** Exercise aim **
One figure is the whole answer: the number of lines below that contain the word "true".

(Dataset excerpts)
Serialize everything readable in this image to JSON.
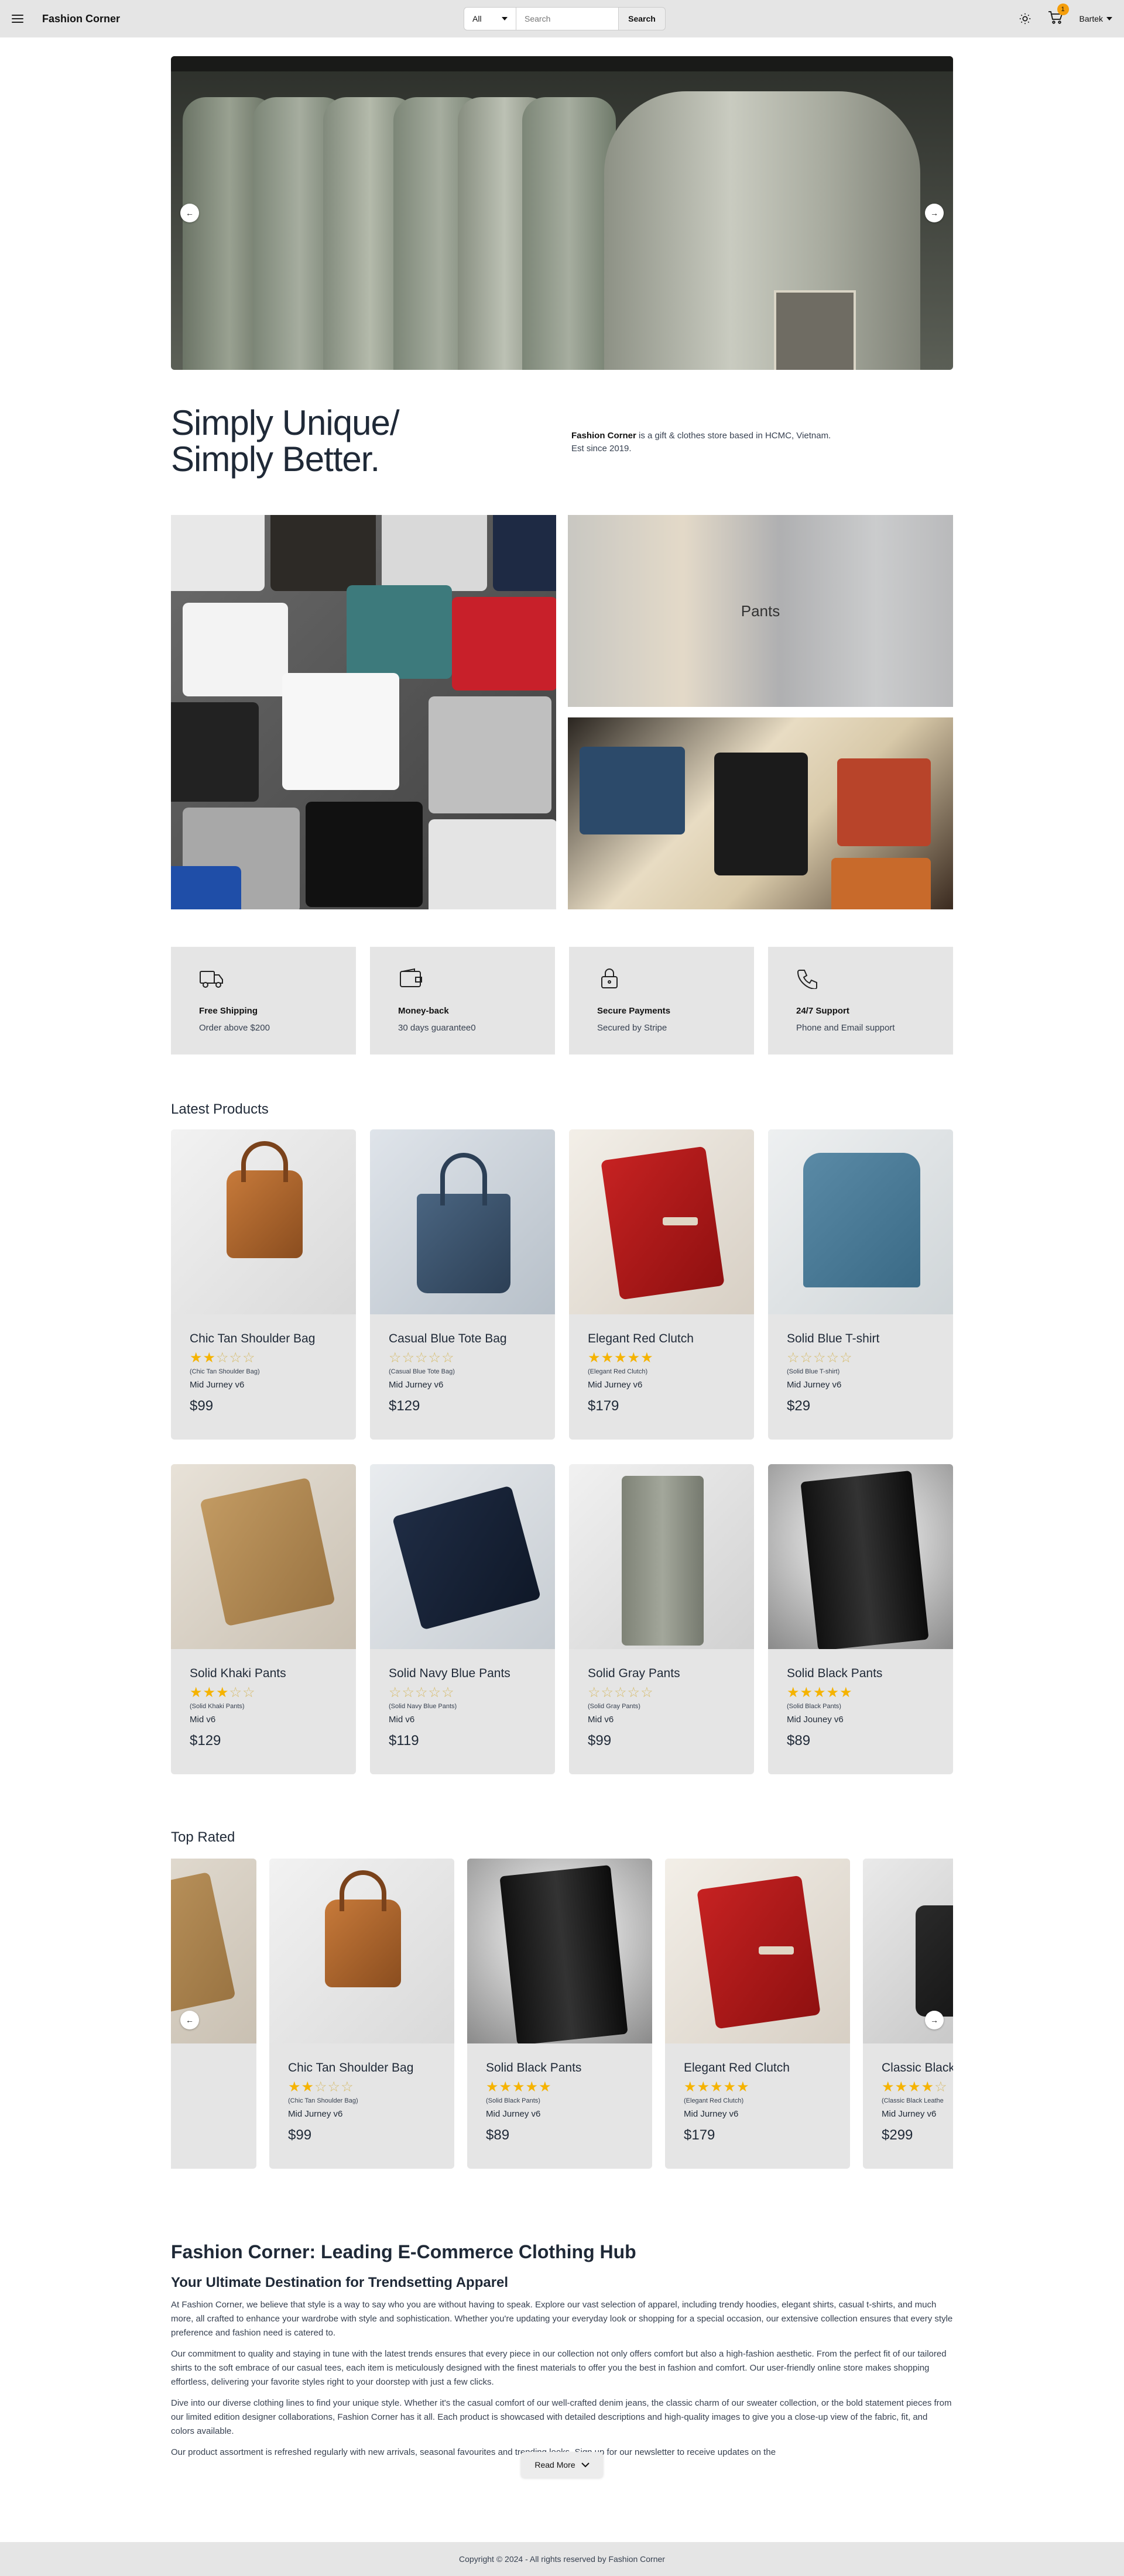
{
  "nav": {
    "brand": "Fashion Corner",
    "category_selected": "All",
    "search_placeholder": "Search",
    "search_button": "Search",
    "cart_count": "1",
    "user_name": "Bartek"
  },
  "hero": {
    "prev_label": "←",
    "next_label": "→"
  },
  "intro": {
    "headline_line1": "Simply Unique/",
    "headline_line2": "Simply Better.",
    "brand_bold": "Fashion Corner",
    "about_rest": " is a gift & clothes store based in HCMC, Vietnam. Est since 2019."
  },
  "categories": {
    "pants_label": "Pants"
  },
  "features": [
    {
      "icon": "truck-icon",
      "title": "Free Shipping",
      "sub": "Order above $200"
    },
    {
      "icon": "wallet-icon",
      "title": "Money-back",
      "sub": "30 days guarantee0"
    },
    {
      "icon": "lock-icon",
      "title": "Secure Payments",
      "sub": "Secured by Stripe"
    },
    {
      "icon": "phone-icon",
      "title": "24/7 Support",
      "sub": "Phone and Email support"
    }
  ],
  "latest": {
    "title": "Latest Products",
    "products": [
      {
        "name": "Chic Tan Shoulder Bag",
        "rating": 2,
        "sub": "(Chic Tan Shoulder Bag)",
        "brand": "Mid Jurney v6",
        "price": "$99"
      },
      {
        "name": "Casual Blue Tote Bag",
        "rating": 0,
        "sub": "(Casual Blue Tote Bag)",
        "brand": "Mid Jurney v6",
        "price": "$129"
      },
      {
        "name": "Elegant Red Clutch",
        "rating": 5,
        "sub": "(Elegant Red Clutch)",
        "brand": "Mid Jurney v6",
        "price": "$179"
      },
      {
        "name": "Solid Blue T-shirt",
        "rating": 0,
        "sub": "(Solid Blue T-shirt)",
        "brand": "Mid Jurney v6",
        "price": "$29"
      },
      {
        "name": "Solid Khaki Pants",
        "rating": 3,
        "sub": "(Solid Khaki Pants)",
        "brand": "Mid v6",
        "price": "$129"
      },
      {
        "name": "Solid Navy Blue Pants",
        "rating": 0,
        "sub": "(Solid Navy Blue Pants)",
        "brand": "Mid v6",
        "price": "$119"
      },
      {
        "name": "Solid Gray Pants",
        "rating": 0,
        "sub": "(Solid Gray Pants)",
        "brand": "Mid v6",
        "price": "$99"
      },
      {
        "name": "Solid Black Pants",
        "rating": 5,
        "sub": "(Solid Black Pants)",
        "brand": "Mid Jouney v6",
        "price": "$89"
      }
    ]
  },
  "top_rated": {
    "title": "Top Rated",
    "products": [
      {
        "name": "nts",
        "rating": 0,
        "sub": "",
        "brand": "",
        "price": ""
      },
      {
        "name": "Chic Tan Shoulder Bag",
        "rating": 2,
        "sub": "(Chic Tan Shoulder Bag)",
        "brand": "Mid Jurney v6",
        "price": "$99"
      },
      {
        "name": "Solid Black Pants",
        "rating": 5,
        "sub": "(Solid Black Pants)",
        "brand": "Mid Jurney v6",
        "price": "$89"
      },
      {
        "name": "Elegant Red Clutch",
        "rating": 5,
        "sub": "(Elegant Red Clutch)",
        "brand": "Mid Jurney v6",
        "price": "$179"
      },
      {
        "name": "Classic Black",
        "rating": 4,
        "sub": "(Classic Black Leathe",
        "brand": "Mid Jurney v6",
        "price": "$299"
      }
    ]
  },
  "seo": {
    "h1": "Fashion Corner: Leading E-Commerce Clothing Hub",
    "h2": "Your Ultimate Destination for Trendsetting Apparel",
    "p1": "At Fashion Corner, we believe that style is a way to say who you are without having to speak. Explore our vast selection of apparel, including trendy hoodies, elegant shirts, casual t-shirts, and much more, all crafted to enhance your wardrobe with style and sophistication. Whether you're updating your everyday look or shopping for a special occasion, our extensive collection ensures that every style preference and fashion need is catered to.",
    "p2": "Our commitment to quality and staying in tune with the latest trends ensures that every piece in our collection not only offers comfort but also a high-fashion aesthetic. From the perfect fit of our tailored shirts to the soft embrace of our casual tees, each item is meticulously designed with the finest materials to offer you the best in fashion and comfort. Our user-friendly online store makes shopping effortless, delivering your favorite styles right to your doorstep with just a few clicks.",
    "p3": "Dive into our diverse clothing lines to find your unique style. Whether it's the casual comfort of our well-crafted denim jeans, the classic charm of our sweater collection, or the bold statement pieces from our limited edition designer collaborations, Fashion Corner has it all. Each product is showcased with detailed descriptions and high-quality images to give you a close-up view of the fabric, fit, and colors available.",
    "p4": "Our product assortment is refreshed regularly with new arrivals, seasonal favourites and trending looks. Sign up for our newsletter to receive updates on the",
    "read_more": "Read More"
  },
  "footer": {
    "copyright": "Copyright © 2024 - All rights reserved by Fashion Corner"
  },
  "colors": {
    "star": "#f5b301",
    "badge": "#f59e0b",
    "card_bg": "#e5e5e5"
  }
}
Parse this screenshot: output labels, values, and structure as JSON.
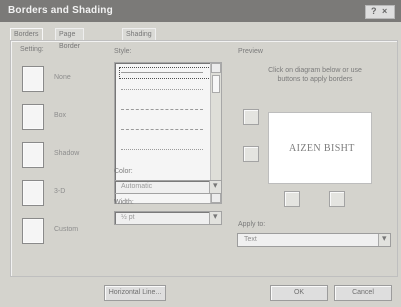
{
  "window": {
    "title": "Borders and Shading",
    "title_buttons": "?X"
  },
  "tabs": [
    {
      "label": "Borders"
    },
    {
      "label": "Page Border"
    },
    {
      "label": "Shading"
    }
  ],
  "setting": {
    "label": "Setting:",
    "items": [
      "None",
      "Box",
      "Shadow",
      "3-D",
      "Custom"
    ]
  },
  "style": {
    "label": "Style:"
  },
  "color": {
    "label": "Color:",
    "value": "Automatic"
  },
  "width": {
    "label": "Width:",
    "value": "½ pt"
  },
  "preview": {
    "label": "Preview",
    "hint": "Click on diagram below or use buttons to apply borders",
    "text": "AIZEN BISHT"
  },
  "apply_to": {
    "label": "Apply to:",
    "value": "Text"
  },
  "buttons": {
    "horizontal_line": "Horizontal Line...",
    "ok": "OK",
    "cancel": "Cancel"
  }
}
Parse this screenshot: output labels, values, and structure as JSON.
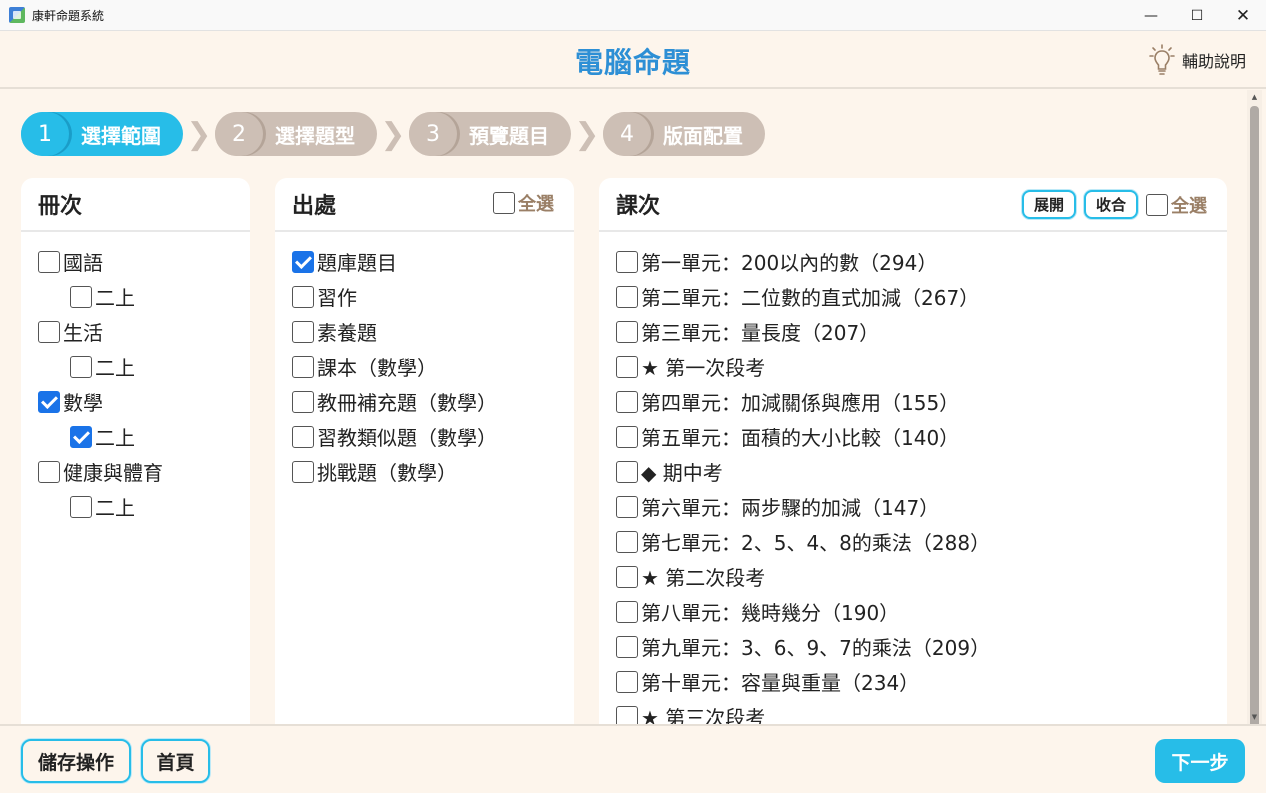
{
  "window": {
    "title": "康軒命題系統",
    "minimize": "—",
    "maximize": "☐",
    "close": "✕"
  },
  "header": {
    "title": "電腦命題",
    "help_label": "輔助說明"
  },
  "steps": [
    {
      "num": "1",
      "label": "選擇範圍",
      "active": true
    },
    {
      "num": "2",
      "label": "選擇題型",
      "active": false
    },
    {
      "num": "3",
      "label": "預覽題目",
      "active": false
    },
    {
      "num": "4",
      "label": "版面配置",
      "active": false
    }
  ],
  "step_arrow": "❯",
  "volume_panel": {
    "title": "冊次",
    "items": [
      {
        "label": "國語",
        "checked": false,
        "level": 0
      },
      {
        "label": "二上",
        "checked": false,
        "level": 1
      },
      {
        "label": "生活",
        "checked": false,
        "level": 0
      },
      {
        "label": "二上",
        "checked": false,
        "level": 1
      },
      {
        "label": "數學",
        "checked": true,
        "level": 0
      },
      {
        "label": "二上",
        "checked": true,
        "level": 1
      },
      {
        "label": "健康與體育",
        "checked": false,
        "level": 0
      },
      {
        "label": "二上",
        "checked": false,
        "level": 1
      }
    ]
  },
  "source_panel": {
    "title": "出處",
    "select_all": "全選",
    "items": [
      {
        "label": "題庫題目",
        "checked": true
      },
      {
        "label": "習作",
        "checked": false
      },
      {
        "label": "素養題",
        "checked": false
      },
      {
        "label": "課本（數學）",
        "checked": false
      },
      {
        "label": "教冊補充題（數學）",
        "checked": false
      },
      {
        "label": "習教類似題（數學）",
        "checked": false
      },
      {
        "label": "挑戰題（數學）",
        "checked": false
      }
    ]
  },
  "lesson_panel": {
    "title": "課次",
    "expand": "展開",
    "collapse": "收合",
    "select_all": "全選",
    "items": [
      {
        "label": "第一單元：200以內的數（294）",
        "checked": false
      },
      {
        "label": "第二單元：二位數的直式加減（267）",
        "checked": false
      },
      {
        "label": "第三單元：量長度（207）",
        "checked": false
      },
      {
        "label": "★ 第一次段考",
        "checked": false
      },
      {
        "label": "第四單元：加減關係與應用（155）",
        "checked": false
      },
      {
        "label": "第五單元：面積的大小比較（140）",
        "checked": false
      },
      {
        "label": "◆ 期中考",
        "checked": false
      },
      {
        "label": "第六單元：兩步驟的加減（147）",
        "checked": false
      },
      {
        "label": "第七單元：2、5、4、8的乘法（288）",
        "checked": false
      },
      {
        "label": "★ 第二次段考",
        "checked": false
      },
      {
        "label": "第八單元：幾時幾分（190）",
        "checked": false
      },
      {
        "label": "第九單元：3、6、9、7的乘法（209）",
        "checked": false
      },
      {
        "label": "第十單元：容量與重量（234）",
        "checked": false
      },
      {
        "label": "★ 第三次段考",
        "checked": false
      }
    ]
  },
  "footer": {
    "save_label": "儲存操作",
    "home_label": "首頁",
    "next_label": "下一步"
  },
  "colors": {
    "accent": "#27bde8",
    "title_blue": "#2d8fd5",
    "inactive_step": "#cdbfb5",
    "background": "#fdf5ec",
    "checkbox_checked": "#1a73e8",
    "select_all_text": "#9a7f66"
  }
}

** Task output **
4